## Problem to solve
Please output the records below in full, exactly as given, but without the images.

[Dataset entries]
--- START ---

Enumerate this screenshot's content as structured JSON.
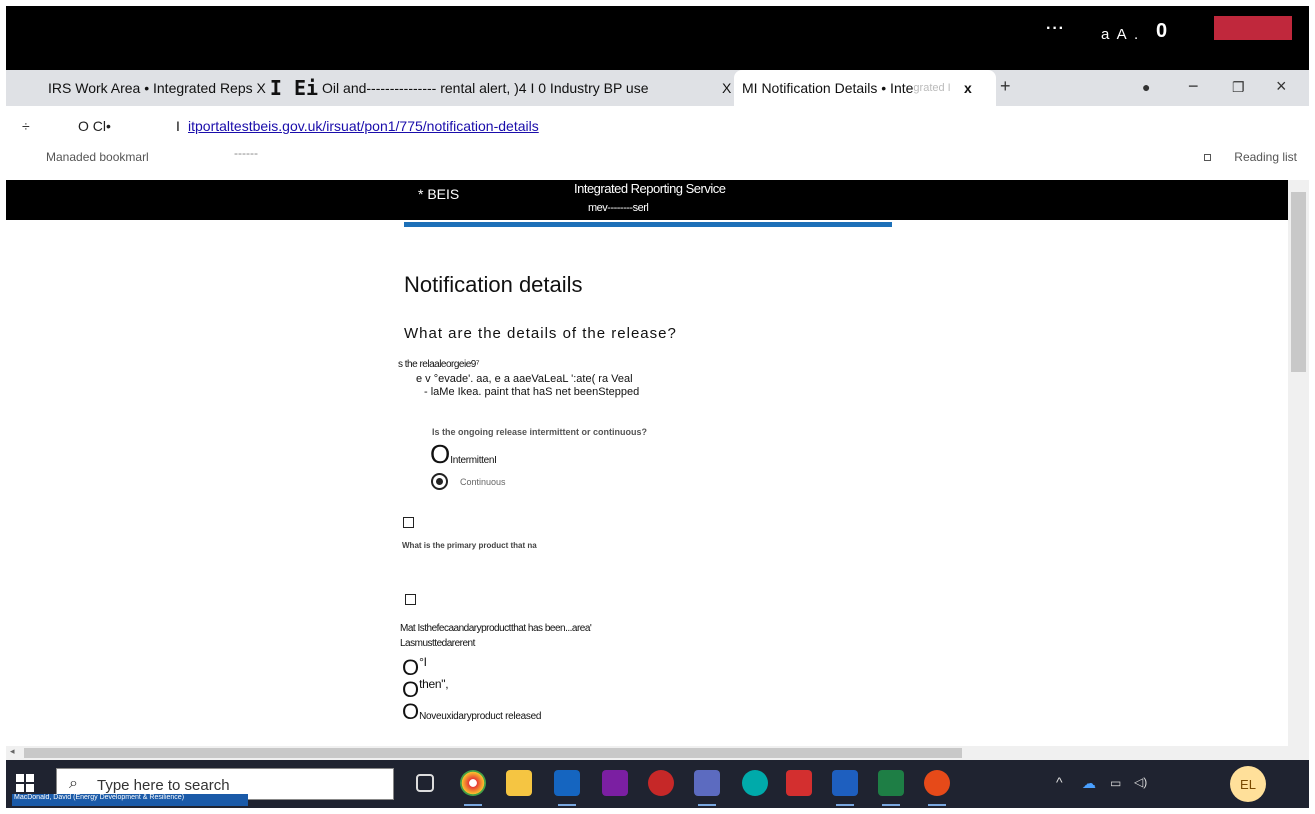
{
  "top": {
    "dots": "···",
    "font_size_label": "a A .",
    "count": "0"
  },
  "tabs": {
    "tab1_prefix": "IRS Work Area • Integrated Reps X",
    "tab1_big": "I Ei",
    "tab1_suffix": "Oil and--------------- rental alert, )4 I 0 Industry BP use",
    "tab1_close": "X",
    "tab2_title": "MI Notification Details • Inte",
    "tab2_fade": "grated I",
    "tab2_close": "x",
    "new_tab": "+",
    "win_profile": "●",
    "win_min": "−",
    "win_max": "❐",
    "win_close": "×"
  },
  "address": {
    "nav": "÷",
    "reload": "O Cl•",
    "sep": "I",
    "url": "itportaltestbeis.gov.uk/irsuat/pon1/775/notification-details"
  },
  "bookmarks": {
    "managed": "Manaded bookmarl",
    "dash": "------",
    "reading_list": "Reading list"
  },
  "site": {
    "logo": "* BEIS",
    "service": "Integrated Reporting Service",
    "sub": "mev--------serl"
  },
  "page": {
    "title": "Notification details",
    "q_release": "What are the details of the release?",
    "source_label": "s the relaaleorgeie9⁷",
    "source_line1": "e v °evade'. aa,         e a aaeVaLeaL ':ate( ra Veal",
    "source_line2": "-   laMe Ikea. paint that haS net beenStepped",
    "q_intermittent": "Is the ongoing release intermittent or continuous?",
    "opt_intermittent": "IntermittenI",
    "opt_continuous": "Continuous",
    "q_primary": "What is the primary product that na",
    "q_secondary": "Mat Isthefecaandaryproductthat has been...area'",
    "q_secondary_hint": "Lasmusttedarerent",
    "opt_o1": "°I",
    "opt_o2": "then\",",
    "opt_o3": "Noveuxidaryproduct released",
    "radio_glyph": "O"
  },
  "taskbar": {
    "search_placeholder": "Type here to search",
    "search_icon": "⌕",
    "tray_up": "^",
    "tray_cloud": "☁",
    "tray_battery": "▭",
    "tray_volume": "◁)",
    "avatar": "EL",
    "user_tag": "MacDonald, David (Energy Development & Resilience)"
  },
  "colors": {
    "brand_blue": "#1d70b8",
    "red": "#c0283c"
  }
}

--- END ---

## Output for this task
Enumerate this screenshot's content as structured JSON.
{
  "top": {
    "dots": "···",
    "font_size_label": "a A .",
    "count": "0"
  },
  "tabs": {
    "tab1_prefix": "IRS Work Area • Integrated Reps X",
    "tab1_big": "I Ei",
    "tab1_suffix": "Oil and--------------- rental alert, )4 I 0 Industry BP use",
    "tab1_close": "X",
    "tab2_title": "MI Notification Details • Inte",
    "tab2_fade": "grated I",
    "tab2_close": "x",
    "new_tab": "+",
    "win_profile": "●",
    "win_min": "−",
    "win_max": "❐",
    "win_close": "×"
  },
  "address": {
    "nav": "÷",
    "reload": "O Cl•",
    "sep": "I",
    "url": "itportaltestbeis.gov.uk/irsuat/pon1/775/notification-details"
  },
  "bookmarks": {
    "managed": "Manaded bookmarl",
    "dash": "------",
    "reading_list": "Reading list"
  },
  "site": {
    "logo": "* BEIS",
    "service": "Integrated Reporting Service",
    "sub": "mev--------serl"
  },
  "page": {
    "title": "Notification details",
    "q_release": "What are the details of the release?",
    "source_label": "s the relaaleorgeie9⁷",
    "source_line1": "e v °evade'. aa,         e a aaeVaLeaL ':ate( ra Veal",
    "source_line2": "-   laMe Ikea. paint that haS net beenStepped",
    "q_intermittent": "Is the ongoing release intermittent or continuous?",
    "opt_intermittent": "IntermittenI",
    "opt_continuous": "Continuous",
    "q_primary": "What is the primary product that na",
    "q_secondary": "Mat Isthefecaandaryproductthat has been...area'",
    "q_secondary_hint": "Lasmusttedarerent",
    "opt_o1": "°I",
    "opt_o2": "then\",",
    "opt_o3": "Noveuxidaryproduct released",
    "radio_glyph": "O"
  },
  "taskbar": {
    "search_placeholder": "Type here to search",
    "search_icon": "⌕",
    "tray_up": "^",
    "tray_cloud": "☁",
    "tray_battery": "▭",
    "tray_volume": "◁)",
    "avatar": "EL",
    "user_tag": "MacDonald, David (Energy Development & Resilience)"
  },
  "colors": {
    "brand_blue": "#1d70b8",
    "red": "#c0283c"
  }
}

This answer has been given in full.